11. A Game of Thrones - George RR Martin
12. The Poetic Wonder of Isaac Watts - Douglas Bond
13. The Resurrection of Christ - Michael Ramsey
14. Naked God - Martin Ayers
15. Five Festal Garments - Barry G Cooper
16. What Christ Thinks of the Church - John Stott
17. The Day of the Jack Russell - Colin Bateman
18. Magnificent Obsession - David Robertson
19. Dr Yes - Colin Bateman
20. Slogging Along in the Paths of Righteousness - Dale Ralph Davis
21. Sycamore Row - John Grisham
22. Letters to a Young Pastor - Calvin Miller
23. A Clash of Kings - George RR Martin
24. Praying Backwards - Bryan Chapell
25. Building Below the Waterline - Gordon MacDonald
26. Crazy Busy - Kevin DeYoung
Here are the links to previous years' book blogs: 2013 (45); 2012 (49); 2011 (37); 2010 (52); 2009 (41); 2008 (23); 2007 (78).
My top five of 2014 are:
1. Jesus and the Logic of History - Paul Barnett
2. Naked God - Martin Ayers
3. Letters to a Young Pastor - Calvin Miller
4. Crazy Busy - Kevin DeYoung
5. Sycamore Row - John Grisham
The title of this, the last book of the year, seems to perfectly summarise my life: Crazy Busy. It's why I haven't read as many books as I'd like this year. It explains why I don't get done all the things I'd like to get done. Life seems to move quicker and quicker with no off button, particularly on the iFamily of devices. We're always connected, always on, and frazzled.
Kevin DeYoung tackles the subject in (as the subtitle puts it): 'A [mercifully] short book about a [really] big problem.' It's a great book, as he looks at the affliction of busyness. His opening couple of pages left me breathless at all he was and is doing. And then I realised that I'm in a similar boat, I just don't realise it. DeYoung offers a simple diagnosis of busyness, broken down into seven distinct elements: pride; total obligation; setting priorities; parenting; technology; rest; and suffering.
With humour and the straightforward words of a fellow sufferer, he provides grace-filled counsel and practical wisdom. There is a way out, through the priority of devotion to Jesus, by spending time with him in his word, but he only gets there when he exposes the false promises of continuing as we are by ourselves.
This would be a good book to read at the beginning of a new year, when you're setting priorities and thinking about resolutions. But if you sink under the stress of January, it would be great to read at any time of the year, or even several times a year to refocus and reassess the mess of busyness.
Crazy Busy by Kevin DeYoung is available for Kindle.At the moment, it's even cheaper at ThinkIVP as an ebook.
Building Below the Waterline by Gordon MacDonald was recommended to me as a book to read on leadership. I'm hesitant about the obsession with 'leadership', especially when it seems to be business world wisdom applied to the church.
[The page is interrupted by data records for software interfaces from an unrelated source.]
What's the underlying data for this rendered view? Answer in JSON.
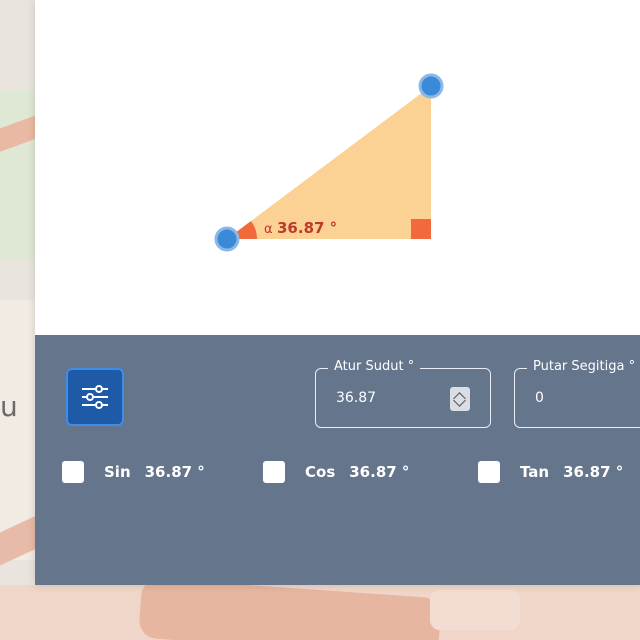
{
  "triangle": {
    "angle_symbol": "α",
    "angle_value": "36.87 °"
  },
  "controls": {
    "set_angle": {
      "label": "Atur Sudut °",
      "value": "36.87"
    },
    "rotate": {
      "label": "Putar Segitiga °",
      "value": "0"
    }
  },
  "trig": [
    {
      "name": "Sin",
      "value": "36.87 °"
    },
    {
      "name": "Cos",
      "value": "36.87 °"
    },
    {
      "name": "Tan",
      "value": "36.87 °"
    }
  ],
  "colors": {
    "triangle_fill": "#fcd08e",
    "angle_marker": "#f26a3c",
    "handle": "#3a8ad8",
    "panel": "#65758c",
    "settings_button": "#1f5aa8"
  },
  "icons": {
    "settings": "sliders-icon"
  },
  "background": {
    "partial_letter": "u"
  }
}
The book was fine, and readable, but I'm not sure I would recommend it to others.
The title comes from the story of the erection of the Brooklyn Bridge in New York. After months of construction work, there was still no sign of anything visible, and the public began to question the cost and the progress. But the construction firm were building below the waterline, putting in solid foundations so that what was above the water would stand firm, and indeed has done ever since. That's the metaphor MacDonald pursues, urging the reader to build solid foundations in the unseen, private world of the soul, so that public leadership is assured. The book is divided into those two sections - the inner life of a leader, and the outer life of a leader.
The book comes at the end of MacDonald's career, and acts as a reflection on a life of ministry and leadership. There are many allusions to some kind of breakdown or disgrace, but the story is never told, so the reader coming in ignorance is left in confusion and imagining the worst. Perhaps if this had addressed or explained in some way, the book would have made more sense.
As it is, the chapters are short, the practical application is ready-made, but I'm not sure that there's much of scripture in it. Rather, it seems to be practical pragmatism with some spiritual sweetener on top. It's fine, but not what I'd want to build my life on, above or below the waterline. In a similar vein, I much preferred Letters to a Young Pastor by Calvin Miller.
Building Below the Waterline by Gordon MacDonald is available for Kindle.